Like roughly 95% of the population, I love me some survival games. But there areÂ a lot of those out in the world now, so anything that changes up the formula a bit is more than welcome. Enter Tinker Island: Survival Adventure, with itâ€™s mobile-centric simplicity and cutesy style.
The overall point of Tinker Island is to manage a small but growing group of shipwreck survivors as they attempt to survive on a seemingly deserted island – and eventually escape, of course. All of the little character details like social interactions and flavortext surrounding various survivorsâ€™ exploits are handled via a journal/log book, which actually does a pretty decent job of fleshing out the world and the characters in a semi-detached sort of way. Itâ€™s nothing super complex, but itâ€™s nice to have a bit more of a reason to care.
Tinker Island isÂ super easy to jump into. Each survivor has a handful of stats used for searching, gathering, crafting, and fighting. Just match up the appropriate skill with the appropriate action and youâ€™ll be min/maxing your workload in no time. You can even assign multiple survivors to a single job in order to complete it faster, or spread them out over multiple projects to cover more ground – sometimes literally. As simplistic as it is, itâ€™s also pretty satisfying to send five people off to do five things and feel like youâ€™ve made the most of a situation.
That simplicity is as problematic as it is helpful, however. While, yes, survivors are doing things like adventuring out into the wilderness and finding new locations to pillage, or fighting sharks, or crafting Swiss Family Robinson style amenities, or fighting sharks, or gathering snake meat from a badgerâ€™s abandoned layer — or even fighting sharks — in practice, thereâ€™s almost nothing to it. You drag a survivorâ€™s portrait/card thingy to a task and thatâ€™s it. Then itâ€™s just â€śsit back and wait until the job timer hits zero.â€ť
It can also take a long, long time for things to get done once you make it past the early sections.
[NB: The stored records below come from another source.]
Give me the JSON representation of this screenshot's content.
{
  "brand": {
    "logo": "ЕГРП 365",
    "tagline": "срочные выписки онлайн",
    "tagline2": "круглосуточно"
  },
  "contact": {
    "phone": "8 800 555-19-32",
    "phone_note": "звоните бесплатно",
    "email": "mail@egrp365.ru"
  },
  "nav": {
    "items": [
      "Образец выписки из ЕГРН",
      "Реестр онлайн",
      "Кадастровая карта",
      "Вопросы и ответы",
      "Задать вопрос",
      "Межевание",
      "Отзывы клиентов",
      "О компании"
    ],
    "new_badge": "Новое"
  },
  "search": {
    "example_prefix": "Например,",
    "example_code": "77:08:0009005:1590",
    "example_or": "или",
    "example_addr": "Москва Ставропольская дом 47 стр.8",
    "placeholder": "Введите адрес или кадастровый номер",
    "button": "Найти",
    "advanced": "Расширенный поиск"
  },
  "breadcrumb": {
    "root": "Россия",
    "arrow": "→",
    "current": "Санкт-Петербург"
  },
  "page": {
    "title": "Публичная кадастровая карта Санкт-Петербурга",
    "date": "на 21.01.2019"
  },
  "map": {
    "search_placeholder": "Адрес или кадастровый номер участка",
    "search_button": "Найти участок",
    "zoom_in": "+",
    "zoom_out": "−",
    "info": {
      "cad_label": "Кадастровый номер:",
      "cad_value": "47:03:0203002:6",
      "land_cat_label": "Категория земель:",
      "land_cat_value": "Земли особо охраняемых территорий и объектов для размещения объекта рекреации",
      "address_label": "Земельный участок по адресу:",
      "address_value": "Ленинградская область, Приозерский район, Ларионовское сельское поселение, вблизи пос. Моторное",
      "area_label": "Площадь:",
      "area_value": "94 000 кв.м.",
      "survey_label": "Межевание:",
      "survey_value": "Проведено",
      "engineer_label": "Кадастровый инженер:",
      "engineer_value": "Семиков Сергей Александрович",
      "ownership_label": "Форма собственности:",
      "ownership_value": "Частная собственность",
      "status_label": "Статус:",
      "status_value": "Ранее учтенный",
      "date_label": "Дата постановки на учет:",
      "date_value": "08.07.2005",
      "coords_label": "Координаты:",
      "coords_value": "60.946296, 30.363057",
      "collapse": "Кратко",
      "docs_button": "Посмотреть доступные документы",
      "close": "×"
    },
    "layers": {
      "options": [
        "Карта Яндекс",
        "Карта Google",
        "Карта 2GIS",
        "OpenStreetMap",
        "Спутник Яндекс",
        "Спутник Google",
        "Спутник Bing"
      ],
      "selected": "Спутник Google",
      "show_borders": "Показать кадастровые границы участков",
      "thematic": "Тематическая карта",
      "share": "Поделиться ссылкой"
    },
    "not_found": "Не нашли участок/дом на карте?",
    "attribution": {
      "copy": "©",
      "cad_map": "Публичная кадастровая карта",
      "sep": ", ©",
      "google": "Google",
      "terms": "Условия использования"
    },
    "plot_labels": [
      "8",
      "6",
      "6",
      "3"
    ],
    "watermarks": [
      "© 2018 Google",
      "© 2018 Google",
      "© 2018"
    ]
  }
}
Exploring a location might take a few seconds, but requires a ton of attempts before you map it out completely; crafting a new thing could take several hours (and several attempts besides), and so on. It’s not that I expected a free mobile game to avoid the standard â€śdo a thing and then come back laterâ€ť pitfalls, but it is unfortunate when the stars misalign and all of the current important tasks happen to require hours of waiting.
The thing is, I honestly donâ€™t mind any of that too terribly much. Yes, Tinker Island is almost entirely devoid of what most would consider proper gameplay. Yes, it starts to take a really long time to get anything done. But I keep finding myself compulsively checking back in on my survivors. I get a sense of satisfaction from knowing that Iâ€™ve assigned the right people to the right tasks, and that said tasks will get done just a bit faster because of it. I like the charming bits of story that will occasionally pop up, and how sometimes the responses given or choices made in those moments can have (admittedly simple) consequences. Tinker Island is an exceedingly simple game, but itâ€™s also pretty dang charming.